## Exercise objective
Within the records below, how many lines hold the word "Continue"? Only the number should be returned.

## Excerpted records
____

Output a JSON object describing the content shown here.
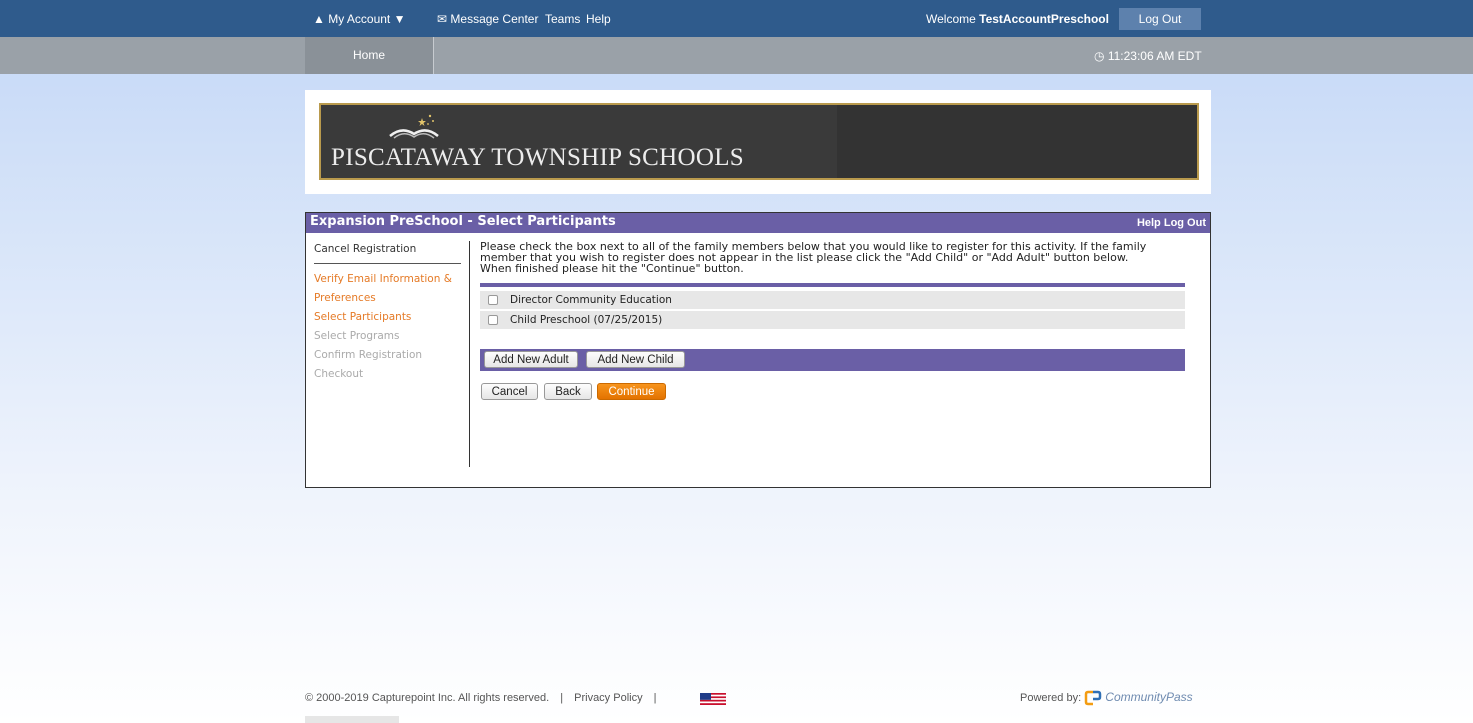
{
  "topbar": {
    "my_account": "My Account",
    "message_center": "Message Center",
    "teams": "Teams",
    "help": "Help",
    "welcome_prefix": "Welcome ",
    "username": "TestAccountPreschool",
    "logout": "Log Out"
  },
  "navbar": {
    "home": "Home",
    "time": "11:23:06 AM EDT"
  },
  "banner": {
    "school_name": "PISCATAWAY TOWNSHIP SCHOOLS"
  },
  "panel": {
    "title": "Expansion PreSchool - Select Participants",
    "help": "Help",
    "logout": "Log Out"
  },
  "sidebar": {
    "cancel_registration": "Cancel Registration",
    "steps": [
      {
        "label": "Verify Email Information &",
        "state": "active"
      },
      {
        "label": "Preferences",
        "state": "active"
      },
      {
        "label": "Select Participants",
        "state": "active"
      },
      {
        "label": "Select Programs",
        "state": "inactive"
      },
      {
        "label": "Confirm Registration",
        "state": "inactive"
      },
      {
        "label": "Checkout",
        "state": "inactive"
      }
    ]
  },
  "content": {
    "instructions_line1": "Please check the box next to all of the family members below that you would like to register for this activity. If the family",
    "instructions_line2": "member that you wish to register does not appear in the list please click the \"Add Child\" or \"Add Adult\" button below.",
    "instructions_line3": "When finished please hit the \"Continue\" button.",
    "members": [
      {
        "name": "Director Community Education",
        "checked": false
      },
      {
        "name": "Child Preschool (07/25/2015)",
        "checked": false
      }
    ],
    "add_adult": "Add New Adult",
    "add_child": "Add New Child",
    "cancel": "Cancel",
    "back": "Back",
    "continue": "Continue"
  },
  "footer": {
    "copyright": "© 2000-2019 Capturepoint Inc. All rights reserved.",
    "separator": "|",
    "privacy": "Privacy Policy",
    "powered_by": "Powered by:",
    "brand": "CommunityPass"
  },
  "colors": {
    "topbar": "#2f5b8c",
    "navbar": "#9aa1a8",
    "panel_header": "#6a5fa6",
    "accent_orange": "#e57a26",
    "banner_border": "#b99a4d"
  }
}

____

## Problem solution
2